Would you like to improve your brainstorming skills, be able to communicate your ideas more effectively and increase your memory recollection? If so this article is for you. Mind mapping is a technique that is increasingly being used to improve memory skills and significantly enhance note-taking.

mind map

Mind Map By Nicoguaro (Own work) [CC BY-SA 3.0], via Wikimedia Commons

How do you create a mind map?

Mind maps are very simple to create and once you begin using mind maps you will never go back to the plain cognitive, linear method of note-taking. So let’s give it a go.

Every mind map will begin with the main concept or idea. Everything else on our map will revolve around this main idea. We then must create an image or word to represent our main idea. Following this, we then draw branches that each represent a single word that relates to the main topic. I like to use colours at this point to differentiate between the branches and sub-topics. Other people like to use images. Whatever helps you brainstorm more effectively.

Creating sub-branches that stem from the main branches will help us to further expand on ideas and concepts. These can also include colour and images.


What are the uses of the Mind Mapping technique?

The mind mapping technique can prove extremely helpful in solving problems in various parts of our everyday life. It can be used to solve personal issues as well as professional ones. Some of the many uses of mind mapping are briefly discussed below.


What is Mind Mapping?

Mind mapping is a different way of remembering information than the normal cognitive way. It is a simple technique of visualizing information in the form of graphs or diagram rather than writing in the form of sentences. The process of mind mapping involves the use of both our analytical side of the brain and our artistic side. Thereby making the learning process even more enjoyable.

Mind mapping can significantly help improve one’s study techniques and help with storing information. The process involves creating a diagram, which generally takes the form of a tree. It will have a unique starting point, which will then divide up into many branches. Others will have a central idea surrounded by connected branches of associated topics. This visual representation of information can involve the use of colours and diagrams.

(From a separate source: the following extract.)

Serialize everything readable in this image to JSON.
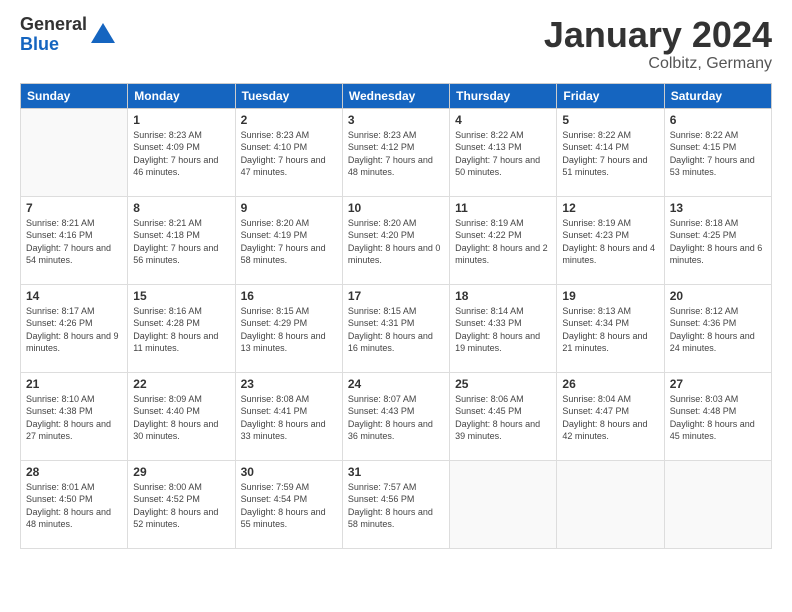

The idea behind mind mapping is to make the information and process as simple as possible.